  4. Lumpen Tendencies: It can be safely said that the largest segment of the New York City BPP membership (and probably nationwide) were workers who held everyday jobs. Other segments of the membership were semi-proletariat, students, youths, and lumpen-proletariat. The lumpen tendencies within some members were what the establishment's media (and some party members) played-up the most. Lumpen tendencies are associated with lack of discipline, liberal use of alcohol, marijuana, and curse-words; loose sexual morals, a criminal mentality, and rash actions. These tendencies in some Party members provided the media with better opportunities than they would otherwise have had to play up this aspect, and to slander the Party, which diverted public attention from much of the positive work done by the BPP.
  5. Dogmatism: Early successes made some Panthers feel that they were the only possessors of absolute truths. Some became arrogant and dogmatic in their dealings with Party members, other organizations, and even the community. This turned people off.
  6. Failure to Organize Economic Foundations in Community: The BPP preached socialist politics. They were anti-capitalist and this skewered their concept of building economic foundations in the community. They often gave the impression that to engage in any business enterprise was to engage in capitalism and they too frequently looked with disdain upon the small-business people in the community. As a result the BPP built few businesses which generated income other than the Black Panther newspaper, or which could provide self-employment to its membership and to people in the community. The BPP failed to encourage the Black community to set up its own businesses as a means of building an independent economic foundation which could help break "outsiders" control of the Black community's economics, and move it toward economic self-reliance.

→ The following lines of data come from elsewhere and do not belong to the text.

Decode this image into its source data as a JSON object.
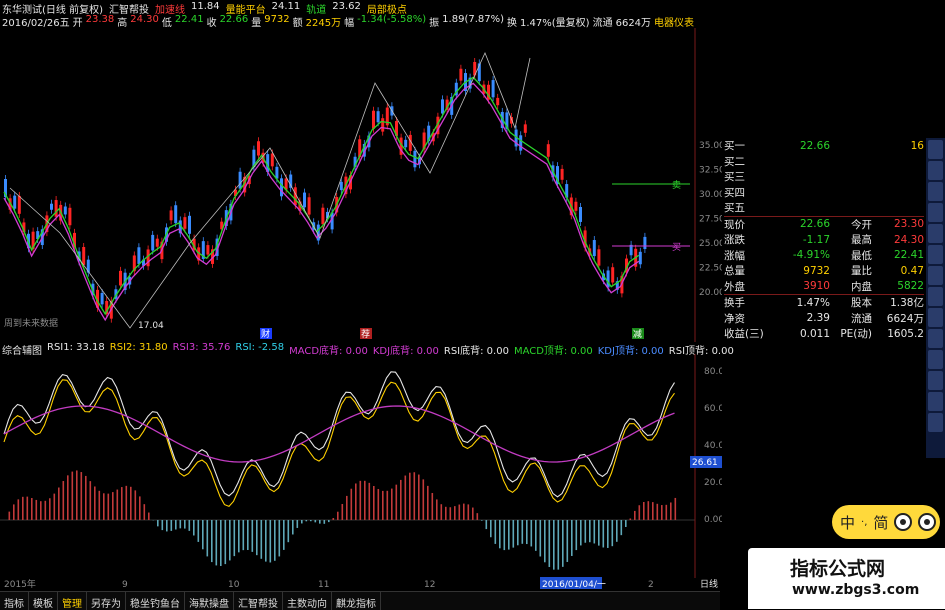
{
  "header": {
    "stock_name": "东华测试(日线 前复权)",
    "menu_hui": "汇智帮投",
    "accel_line_label": "加速线",
    "accel_line_value": "11.84",
    "support_label": "量能平台",
    "support_value": "24.11",
    "track_label": "轨道",
    "track_value": "23.62",
    "local_label": "局部极点",
    "date": "2016/02/26五",
    "open_label": "开",
    "open_value": "23.38",
    "high_label": "高",
    "high_value": "24.30",
    "low_label": "低",
    "low_value": "22.41",
    "close_label": "收",
    "close_value": "22.66",
    "vol_label": "量",
    "vol_value": "9732",
    "amount_label": "额",
    "amount_value": "2245万",
    "change_label": "幅",
    "change_value": "-1.34(-5.58%)",
    "amp_label": "振",
    "amp_value": "1.89(7.87%)",
    "turn_label": "换",
    "turn_value": "1.47%(量复权)",
    "float_label": "流通",
    "float_value": "6624万",
    "meter_label": "电器仪表"
  },
  "main_chart": {
    "low_marker": "17.04",
    "future_data": "周到未来数据",
    "marker_cai": "财",
    "marker_2": "荐",
    "marker_3": "减",
    "y_ticks": [
      "35.00",
      "32.50",
      "30.00",
      "27.50",
      "25.00",
      "22.50",
      "20.00"
    ],
    "label_sell": "卖",
    "label_buy": "买"
  },
  "indicator": {
    "title": "综合辅图",
    "items": [
      {
        "label": "RSI1: 33.18",
        "color": "#e6e6e6"
      },
      {
        "label": "RSI2: 31.80",
        "color": "#ffd000"
      },
      {
        "label": "RSI3: 35.76",
        "color": "#d23cd2"
      },
      {
        "label": "RSI: -2.58",
        "color": "#30d0e8"
      },
      {
        "label": "MACD底背: 0.00",
        "color": "#d23cd2"
      },
      {
        "label": "KDJ底背: 0.00",
        "color": "#d23cd2"
      },
      {
        "label": "RSI底背: 0.00",
        "color": "#e6e6e6"
      },
      {
        "label": "MACD顶背: 0.00",
        "color": "#2bd42b"
      },
      {
        "label": "KDJ顶背: 0.00",
        "color": "#4b8cff"
      },
      {
        "label": "RSI顶背: 0.00",
        "color": "#e6e6e6"
      }
    ],
    "y_ticks": [
      "80.00",
      "60.00",
      "40.00",
      "20.00",
      "0.00"
    ],
    "current_value": "26.61"
  },
  "x_axis": {
    "labels": [
      "2015年",
      "9",
      "10",
      "11",
      "12",
      "2016/01/04/一",
      "2"
    ],
    "period": "日线"
  },
  "quote_panel": {
    "rows": [
      {
        "label": "买一",
        "value": "22.66",
        "value_color": "#2bd42b",
        "mid": "",
        "value2": "16",
        "value2_color": "#ffd000"
      },
      {
        "label": "买二",
        "value": "",
        "value_color": "#e6e6e6",
        "mid": "",
        "value2": "",
        "value2_color": "#e6e6e6"
      },
      {
        "label": "买三",
        "value": "",
        "value_color": "#e6e6e6",
        "mid": "",
        "value2": "",
        "value2_color": "#e6e6e6"
      },
      {
        "label": "买四",
        "value": "",
        "value_color": "#e6e6e6",
        "mid": "",
        "value2": "",
        "value2_color": "#e6e6e6"
      },
      {
        "label": "买五",
        "value": "",
        "value_color": "#e6e6e6",
        "mid": "",
        "value2": "",
        "value2_color": "#e6e6e6"
      },
      {
        "label": "现价",
        "value": "22.66",
        "value_color": "#2bd42b",
        "mid": "今开",
        "value2": "23.30",
        "value2_color": "#ff3b3b"
      },
      {
        "label": "涨跌",
        "value": "-1.17",
        "value_color": "#2bd42b",
        "mid": "最高",
        "value2": "24.30",
        "value2_color": "#ff3b3b"
      },
      {
        "label": "涨幅",
        "value": "-4.91%",
        "value_color": "#2bd42b",
        "mid": "最低",
        "value2": "22.41",
        "value2_color": "#2bd42b"
      },
      {
        "label": "总量",
        "value": "9732",
        "value_color": "#ffd000",
        "mid": "量比",
        "value2": "0.47",
        "value2_color": "#ffd000"
      },
      {
        "label": "外盘",
        "value": "3910",
        "value_color": "#ff3b3b",
        "mid": "内盘",
        "value2": "5822",
        "value2_color": "#2bd42b"
      },
      {
        "label": "换手",
        "value": "1.47%",
        "value_color": "#e6e6e6",
        "mid": "股本",
        "value2": "1.38亿",
        "value2_color": "#e6e6e6"
      },
      {
        "label": "净资",
        "value": "2.39",
        "value_color": "#e6e6e6",
        "mid": "流通",
        "value2": "6624万",
        "value2_color": "#e6e6e6"
      },
      {
        "label": "收益(三)",
        "value": "0.011",
        "value_color": "#e6e6e6",
        "mid": "PE(动)",
        "value2": "1605.2",
        "value2_color": "#e6e6e6"
      }
    ]
  },
  "tabs": [
    "指标",
    "模板",
    "管理",
    "另存为",
    "稳坐钓鱼台",
    "海默操盘",
    "汇智帮投",
    "主数动向",
    "麒龙指标"
  ],
  "active_tab": "管理",
  "widget": {
    "char1": "中",
    "char2": "简"
  },
  "watermark": {
    "title": "指标公式网",
    "url": "www.zbgs3.com"
  }
}
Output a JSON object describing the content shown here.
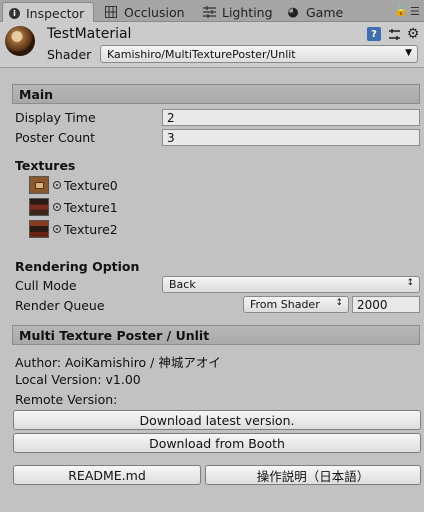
{
  "tabs": [
    {
      "label": "Inspector",
      "icon": "info-icon"
    },
    {
      "label": "Occlusion",
      "icon": "occlusion-icon"
    },
    {
      "label": "Lighting",
      "icon": "lighting-icon"
    },
    {
      "label": "Game",
      "icon": "game-icon"
    }
  ],
  "header": {
    "material_name": "TestMaterial",
    "shader_label": "Shader",
    "shader_value": "Kamishiro/MultiTexturePoster/Unlit"
  },
  "main": {
    "section_title": "Main",
    "display_time_label": "Display Time",
    "display_time_value": "2",
    "poster_count_label": "Poster Count",
    "poster_count_value": "3"
  },
  "textures": {
    "title": "Textures",
    "items": [
      "Texture0",
      "Texture1",
      "Texture2"
    ]
  },
  "rendering": {
    "title": "Rendering Option",
    "cull_mode_label": "Cull Mode",
    "cull_mode_value": "Back",
    "render_queue_label": "Render Queue",
    "render_queue_source": "From Shader",
    "render_queue_value": "2000"
  },
  "about": {
    "section_title": "Multi Texture Poster / Unlit",
    "author": "Author: AoiKamishiro / 神城アオイ",
    "local_version": "Local Version: v1.00",
    "remote_version": "Remote Version:",
    "download_latest": "Download latest version.",
    "download_booth": "Download from Booth",
    "readme": "README.md",
    "manual_jp": "操作説明（日本語）"
  },
  "colors": {
    "background": "#c2c2c2",
    "tab_bar": "#a5a5a5",
    "section_bar": "#b0b0b0",
    "help_icon": "#3b6fb0"
  }
}
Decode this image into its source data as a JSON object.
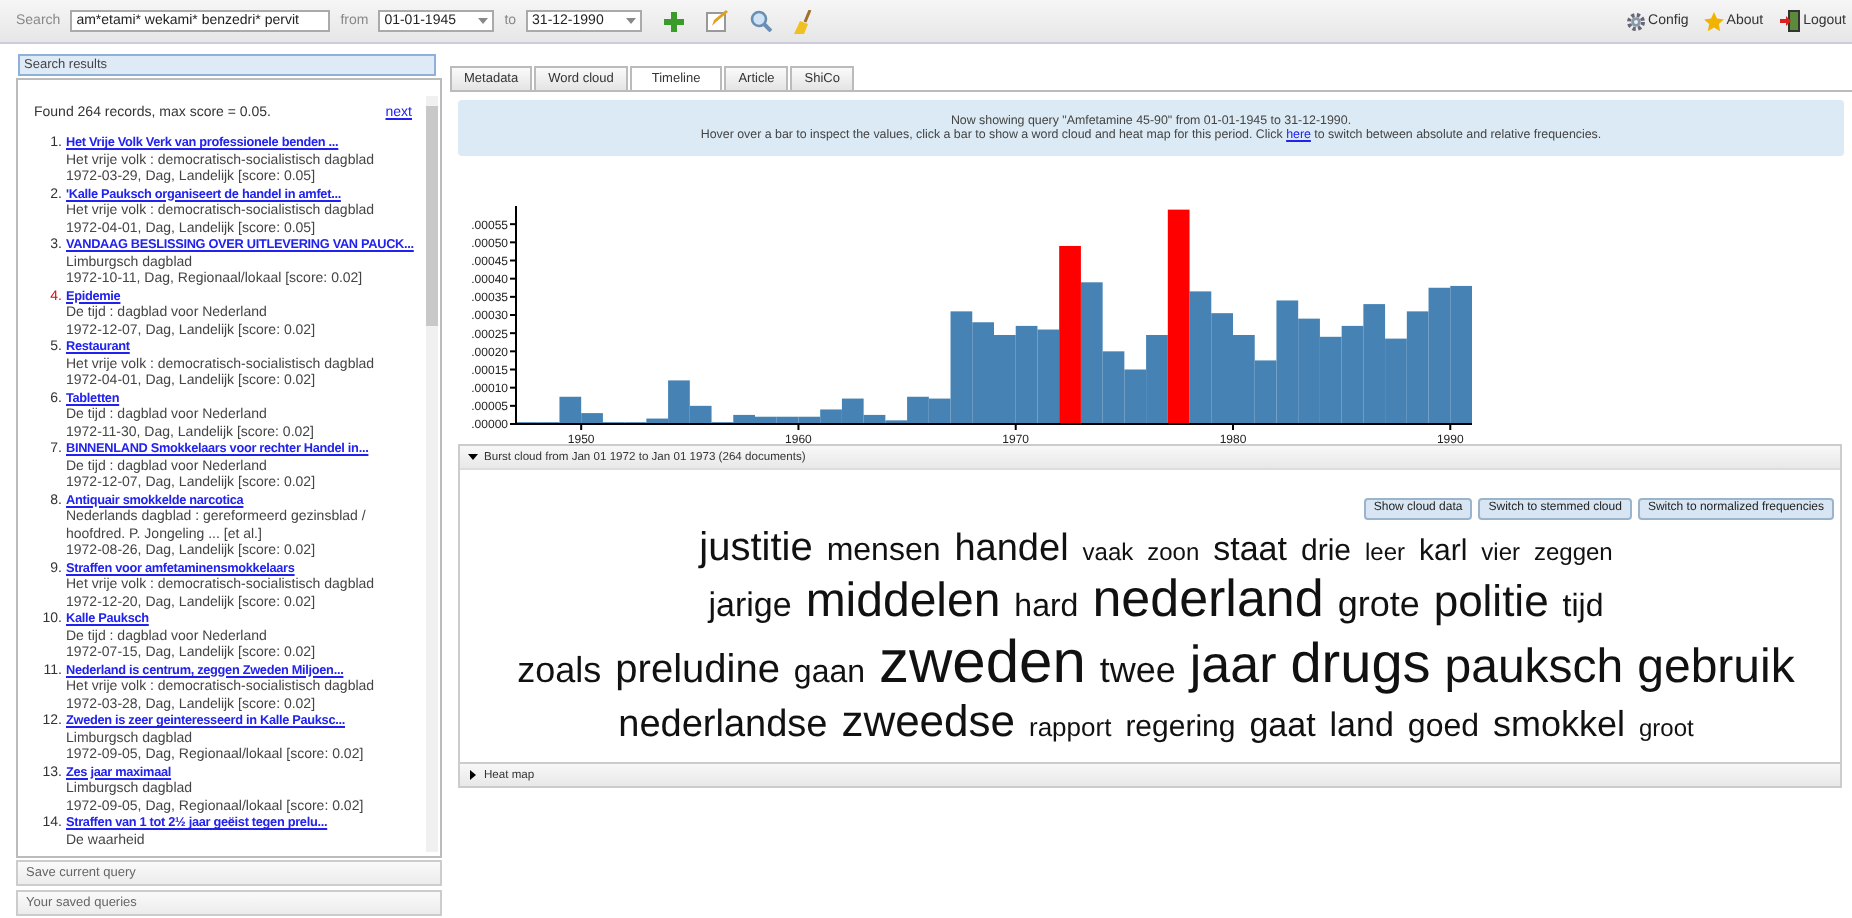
{
  "toolbar": {
    "search_label": "Search",
    "search_value": "am*etami* wekami* benzedri* pervit",
    "from_label": "from",
    "from_date": "01-01-1945",
    "to_label": "to",
    "to_date": "31-12-1990"
  },
  "menu": [
    {
      "label": "Config",
      "kind": "config"
    },
    {
      "label": "About",
      "kind": "about"
    },
    {
      "label": "Logout",
      "kind": "logout"
    }
  ],
  "sidebar": {
    "title": "Search results",
    "summary": "Found 264 records, max score = 0.05.",
    "next": "next",
    "results": [
      {
        "number": "1.",
        "title": "Het Vrije Volk Verk van professionele benden ...",
        "source": "Het vrije volk : democratisch-socialistisch dagblad",
        "date": "1972-03-29, Dag, Landelijk [score: 0.05]",
        "highlighted": false
      },
      {
        "number": "2.",
        "title": "'Kalle Pauksch organiseert de handel in amfet...",
        "source": "Het vrije volk : democratisch-socialistisch dagblad",
        "date": "1972-04-01, Dag, Landelijk [score: 0.05]",
        "highlighted": false
      },
      {
        "number": "3.",
        "title": "VANDAAG BESLISSING OVER UITLEVERING VAN PAUCK...",
        "source": "Limburgsch dagblad",
        "date": "1972-10-11, Dag, Regionaal/lokaal [score: 0.02]",
        "highlighted": false
      },
      {
        "number": "4.",
        "title": "Epidemie",
        "source": "De tijd : dagblad voor Nederland",
        "date": "1972-12-07, Dag, Landelijk [score: 0.02]",
        "highlighted": true
      },
      {
        "number": "5.",
        "title": "Restaurant",
        "source": "Het vrije volk : democratisch-socialistisch dagblad",
        "date": "1972-04-01, Dag, Landelijk [score: 0.02]",
        "highlighted": false
      },
      {
        "number": "6.",
        "title": "Tabletten",
        "source": "De tijd : dagblad voor Nederland",
        "date": "1972-11-30, Dag, Landelijk [score: 0.02]",
        "highlighted": false
      },
      {
        "number": "7.",
        "title": "BINNENLAND Smokkelaars voor rechter Handel in...",
        "source": "De tijd : dagblad voor Nederland",
        "date": "1972-12-07, Dag, Landelijk [score: 0.02]",
        "highlighted": false
      },
      {
        "number": "8.",
        "title": "Antiquair smokkelde narcotica",
        "source": "Nederlands dagblad : gereformeerd gezinsblad / hoofdred. P. Jongeling ... [et al.]",
        "date": "1972-08-26, Dag, Landelijk [score: 0.02]",
        "highlighted": false
      },
      {
        "number": "9.",
        "title": "Straffen voor amfetaminensmokkelaars",
        "source": "Het vrije volk : democratisch-socialistisch dagblad",
        "date": "1972-12-20, Dag, Landelijk [score: 0.02]",
        "highlighted": false
      },
      {
        "number": "10.",
        "title": "Kalle Pauksch",
        "source": "De tijd : dagblad voor Nederland",
        "date": "1972-07-15, Dag, Landelijk [score: 0.02]",
        "highlighted": false
      },
      {
        "number": "11.",
        "title": "Nederland is centrum, zeggen Zweden Miljoen...",
        "source": "Het vrije volk : democratisch-socialistisch dagblad",
        "date": "1972-03-28, Dag, Landelijk [score: 0.02]",
        "highlighted": false
      },
      {
        "number": "12.",
        "title": "Zweden is zeer geinteresseerd in Kalle Pauksc...",
        "source": "Limburgsch dagblad",
        "date": "1972-09-05, Dag, Regionaal/lokaal [score: 0.02]",
        "highlighted": false
      },
      {
        "number": "13.",
        "title": "Zes jaar maximaal",
        "source": "Limburgsch dagblad",
        "date": "1972-09-05, Dag, Regionaal/lokaal [score: 0.02]",
        "highlighted": false
      },
      {
        "number": "14.",
        "title": "Straffen van 1 tot 2½ jaar geëist tegen prelu...",
        "source": "De waarheid",
        "highlighted": false
      }
    ],
    "footer": [
      "Save current query",
      "Your saved queries"
    ]
  },
  "tabs": [
    {
      "label": "Metadata",
      "selected": false
    },
    {
      "label": "Word cloud",
      "selected": false
    },
    {
      "label": "Timeline",
      "selected": true
    },
    {
      "label": "Article",
      "selected": false
    },
    {
      "label": "ShiCo",
      "selected": false
    }
  ],
  "info": {
    "line1": "Now showing query \"Amfetamine 45-90\" from 01-01-1945 to 31-12-1990.",
    "before_link": "Hover over a bar to inspect the values, click a bar to show a word cloud and heat map for this period. Click ",
    "link": "here",
    "after_link": " to switch between absolute and relative frequencies."
  },
  "chart_data": {
    "type": "bar",
    "xlim": [
      1947,
      1991
    ],
    "ylim": [
      0,
      0.0006
    ],
    "xticks": [
      1950,
      1960,
      1970,
      1980,
      1990
    ],
    "yticks": [
      {
        "value": 0,
        "label": ".00000"
      },
      {
        "value": 5e-05,
        "label": ".00005"
      },
      {
        "value": 0.0001,
        "label": ".00010"
      },
      {
        "value": 0.00015,
        "label": ".00015"
      },
      {
        "value": 0.0002,
        "label": ".00020"
      },
      {
        "value": 0.00025,
        "label": ".00025"
      },
      {
        "value": 0.0003,
        "label": ".00030"
      },
      {
        "value": 0.00035,
        "label": ".00035"
      },
      {
        "value": 0.0004,
        "label": ".00040"
      },
      {
        "value": 0.00045,
        "label": ".00045"
      },
      {
        "value": 0.0005,
        "label": ".00050"
      },
      {
        "value": 0.00055,
        "label": ".00055"
      }
    ],
    "x": [
      1947,
      1948,
      1949,
      1950,
      1951,
      1952,
      1953,
      1954,
      1955,
      1956,
      1957,
      1958,
      1959,
      1960,
      1961,
      1962,
      1963,
      1964,
      1965,
      1966,
      1967,
      1968,
      1969,
      1970,
      1971,
      1972,
      1973,
      1974,
      1975,
      1976,
      1977,
      1978,
      1979,
      1980,
      1981,
      1982,
      1983,
      1984,
      1985,
      1986,
      1987,
      1988,
      1989,
      1990
    ],
    "series": [
      {
        "color": "#4682b4",
        "values": [
          5e-06,
          5e-06,
          7.5e-05,
          3e-05,
          5e-06,
          5e-06,
          1.5e-05,
          0.00012,
          5e-05,
          5e-06,
          2.5e-05,
          2e-05,
          2e-05,
          2e-05,
          4e-05,
          7e-05,
          2.5e-05,
          1e-05,
          7.5e-05,
          7e-05,
          0.00031,
          0.00028,
          0.000245,
          0.00027,
          0.00026,
          null,
          0.00039,
          0.0002,
          0.00015,
          0.000245,
          null,
          0.000365,
          0.000305,
          0.000245,
          0.000175,
          0.00034,
          0.00029,
          0.00024,
          0.00027,
          0.00033,
          0.000235,
          0.00031,
          0.000375,
          0.00038
        ]
      },
      {
        "color": "#ff0000",
        "values": [
          null,
          null,
          null,
          null,
          null,
          null,
          null,
          null,
          null,
          null,
          null,
          null,
          null,
          null,
          null,
          null,
          null,
          null,
          null,
          null,
          null,
          null,
          null,
          null,
          null,
          0.00049,
          null,
          null,
          null,
          null,
          0.00059,
          null,
          null,
          null,
          null,
          null,
          null,
          null,
          null,
          null,
          null,
          null,
          null,
          null
        ]
      }
    ]
  },
  "burst_cloud": {
    "title": "Burst cloud from Jan 01 1972 to Jan 01 1973 (264 documents)",
    "expanded": true,
    "buttons": [
      "Show cloud data",
      "Switch to stemmed cloud",
      "Switch to normalized frequencies"
    ],
    "words": [
      "justitie",
      "mensen",
      "handel",
      "vaak",
      "zoon",
      "staat",
      "drie",
      "leer",
      "karl",
      "vier",
      "zeggen",
      "jarige",
      "middelen",
      "hard",
      "nederland",
      "grote",
      "politie",
      "tijd",
      "zoals",
      "preludine",
      "gaan",
      "zweden",
      "twee",
      "jaar",
      "drugs",
      "pauksch",
      "gebruik",
      "nederlandse",
      "zweedse",
      "rapport",
      "regering",
      "gaat",
      "land",
      "goed",
      "smokkel",
      "groot"
    ]
  },
  "heat_map": {
    "title": "Heat map",
    "expanded": false
  }
}
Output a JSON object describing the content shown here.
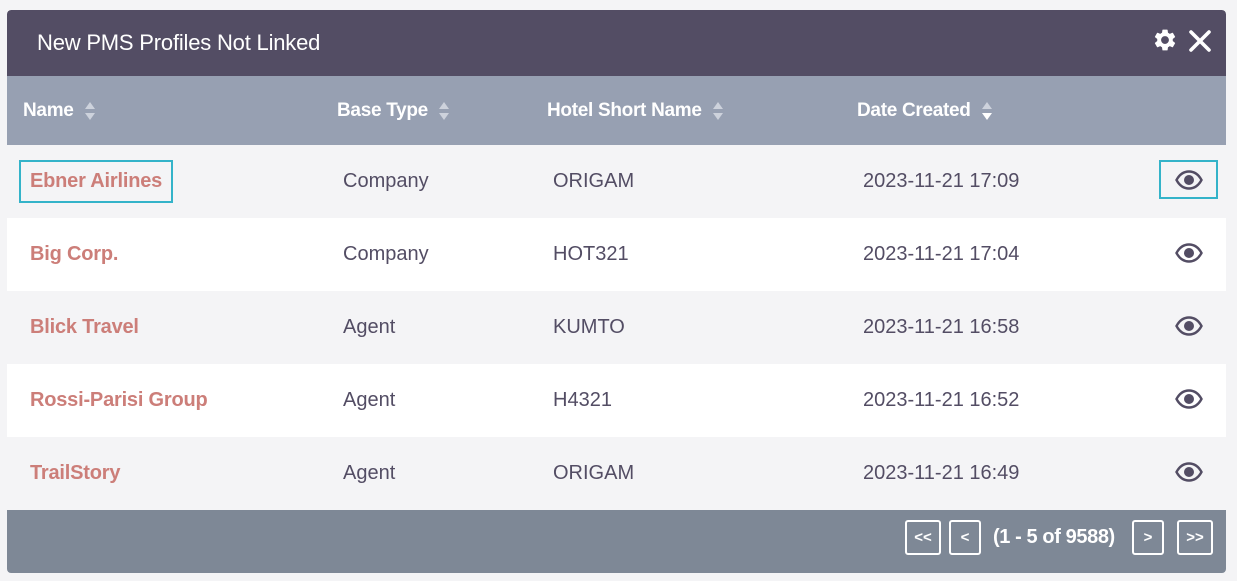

  7. TV Mentality: The 60's were times of great flux. A significant segment of the U.S. population engaged in mass struggle. The Black Liberation, Native American, Puerto Rican, Asian, Chicano, Anti-War, White Revolutionary, and Woman's Liberation, Movements were all occurring more or less simultaneously during this era. It appears that this sizable flux caused some Panthers to think that a seizure of state power was imminent or that a revolutionary struggle is like a quick paced TV program. That is, it comes on at 9 p.m., builds to a crescendo by 9:45, and by 9:55 -- Victory!; all in time to make the 10 O'Clock News. When it didn't happen after a few years, that is, Africans in the U.S. still were not free, no revolution occurred, and worse, the BPP was everywhere on the defensive, taking losses and riddled with dissension, many members became demoralized, disillusioned, and walked away or went back to old lifestyles. They were not psychologically prepared for a long struggle. In hindsight it appears that the BPP didn't do enough to root out this TV mentality in some members, but did in others, which is an aspect to ponder on.